Ike Locates Spine, Notifies AuthorIn my new novel, Bootlicker, a young reporter exposes the dark secret that links a racist U.S. senator and the man poised to become South Carolina’s first black congressman since the Civil War.
Journalist Dan Patragno shows little regard for professional ethics as he begins to unravel the story of Ike Washington’s ride aboard Sen. Lander McCauley’s blood-stained coattails. McCauley holds Ike in disdain, but, as a practical politician, counts him as a sure vote and ready ally, no matter the job.
During one climactic scene just before Election Day, Ike vows to declare his independence from McCauley. Can he actually do this after decades of bootlicking? What would he say? And how would the old senator react?
When the thought first occurred, I didn’t know the answers. That sounds funny, since I’m the author. It all started when I interviewed Dan, then Ike and then the senator, which probably sounds even weirder, since they’re not real. Before you recommend professional help, know that I routinely take time out while writing to talk to my characters.
No, we don’t huddle in a corner table at Starbucks, scaring customers and aggravating the baristas. In fact, the one-on-none Q&A plays out in my head and on the computer. The way it works is, I draw up questions at various points, then pose them to the characters. I persuade myself that I’m Ike or Dan or whomever, and then type out the answers, raw and uncensored.
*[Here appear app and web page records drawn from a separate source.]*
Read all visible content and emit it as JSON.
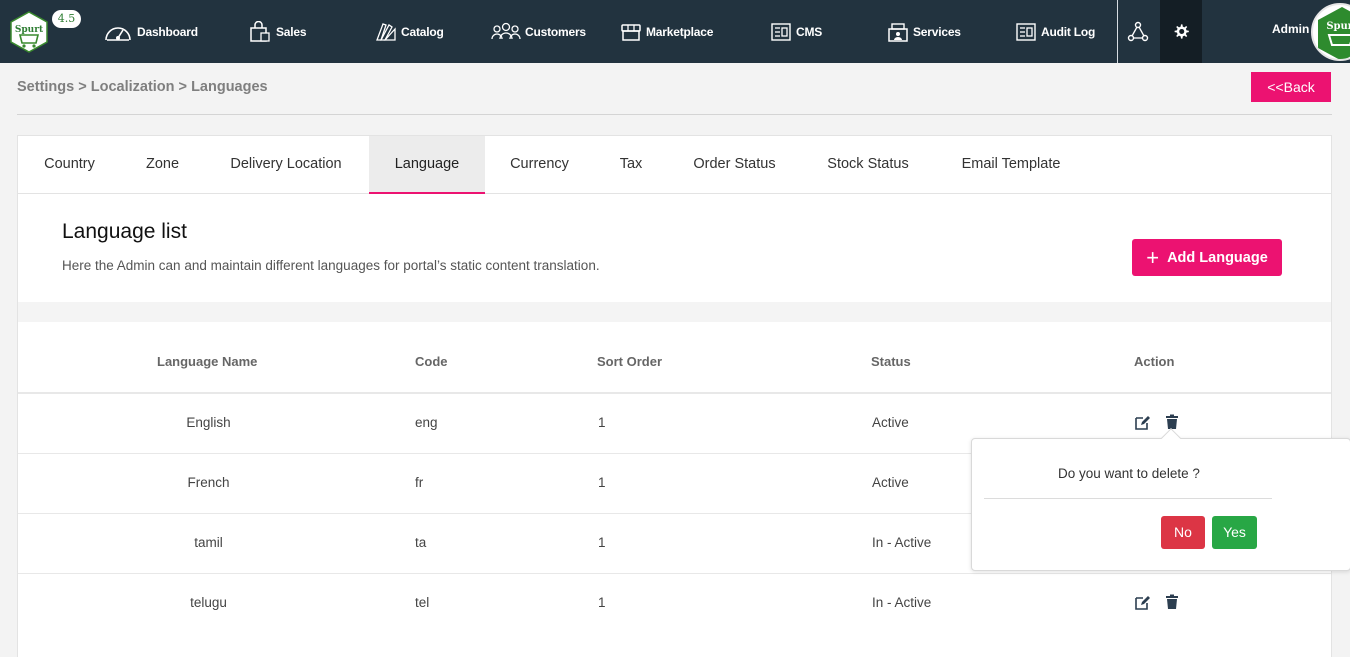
{
  "app": {
    "version": "4.5",
    "logo_text": "Spurt"
  },
  "nav": {
    "dashboard": "Dashboard",
    "sales": "Sales",
    "catalog": "Catalog",
    "customers": "Customers",
    "marketplace": "Marketplace",
    "cms": "CMS",
    "services": "Services",
    "audit_log": "Audit Log",
    "user": "Admin"
  },
  "breadcrumb": {
    "settings": "Settings",
    "localization": "Localization",
    "languages": "Languages",
    "separator": " > "
  },
  "back_label": "<<Back",
  "tabs": [
    "Country",
    "Zone",
    "Delivery Location",
    "Language",
    "Currency",
    "Tax",
    "Order Status",
    "Stock Status",
    "Email Template"
  ],
  "active_tab": "Language",
  "section": {
    "title": "Language list",
    "description": "Here the Admin can and maintain different languages for portal’s static content translation.",
    "add_button": "Add Language"
  },
  "table": {
    "headers": {
      "name": "Language Name",
      "code": "Code",
      "sort": "Sort Order",
      "status": "Status",
      "action": "Action"
    },
    "rows": [
      {
        "name": "English",
        "code": "eng",
        "sort": "1",
        "status": "Active"
      },
      {
        "name": "French",
        "code": "fr",
        "sort": "1",
        "status": "Active"
      },
      {
        "name": "tamil",
        "code": "ta",
        "sort": "1",
        "status": "In - Active"
      },
      {
        "name": "telugu",
        "code": "tel",
        "sort": "1",
        "status": "In - Active"
      }
    ]
  },
  "confirm": {
    "question": "Do you want to delete ?",
    "no": "No",
    "yes": "Yes"
  },
  "colors": {
    "topbar": "#22333f",
    "accent": "#ec1271",
    "danger": "#dc3545",
    "success": "#28a745"
  }
}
It is challenging, as the exercise requires relinquishing control and allowing the players to manage the team for awhile.
But I did it. I closed my eyes and asked the grizzled, racist senator how he’d react if Ike said he wasn’t taking orders anymore. McCauley replied:
Ike’s weak, weak and greedy. That’s why I stuck with him so long. I ran with a crowd that did some rough things in the old days - maybe I don’t agree with them now – but we did ’em because we believed in something, values, a way of life. He did what he did for himself. For Ike Washington. He sold out his own folks.
I said that Ike would object. He’d say he’d been forced, and the senator scoffed.
Ain’t that a hoot. He liked lookin’ good and havin’ money. Let him try to deny it. That Ike is too dirty to come clean. His stain don’t come out.
I listened hard and turned to Ike. I told him what McCauley had said, and asked for his side of the story. He had plenty to say, starting with the fact that he’d finally found his spine.
About the authorSteve Piacente (@wordsprof) has been a professional writer since graduating from American University in 1976. In 2010, he self-published the award-winning Bella, the story of a widow’s quest to uncover the truth about her husband’s death on an Afghan battlefield. Bootlicker (available Sept. 1) is the prequel. Steve started as a sportswriter at the Naples Daily News, switched to news at the Lakeland Ledger, and returned to D.C. in 1985 as correspondent for the Tampa Tribune. In 1989, the native New Yorker became correspondent for the Charleston (SC) Post & Courier. He is now deputy communications director at a federal agency in Washington, D.C., and teaches journalism classes at AU. Contact Steve at email@example.com. Bella is available at http://amzn.to/catchingon
About the bookBOOK DETAILS
Fiction, 336 pages
9 to 1 Press
An unholy union exists between a racist U.S. senator and the candidate poised to become South
Carolina’s first black congressman since the Civil War.
The year is 1959, the setting, rural South Carolina. Poor, black teenager Ike Washington stumbles on a Klan lynching led by a white judge. Caught, he must choose: join the dead man or begin hustling black support the ambitious judge needs to advance. In trade, Ike is handed a life of comfort and power. Decades later, as he is poised to become the first black SC congressman since Reconstruction, guiltwracked Ike winds up alone in the same forest, a long rope in his fist. Rookie reporter Dan Patragno uncovers the truth just before Election Day.
(From the publisist)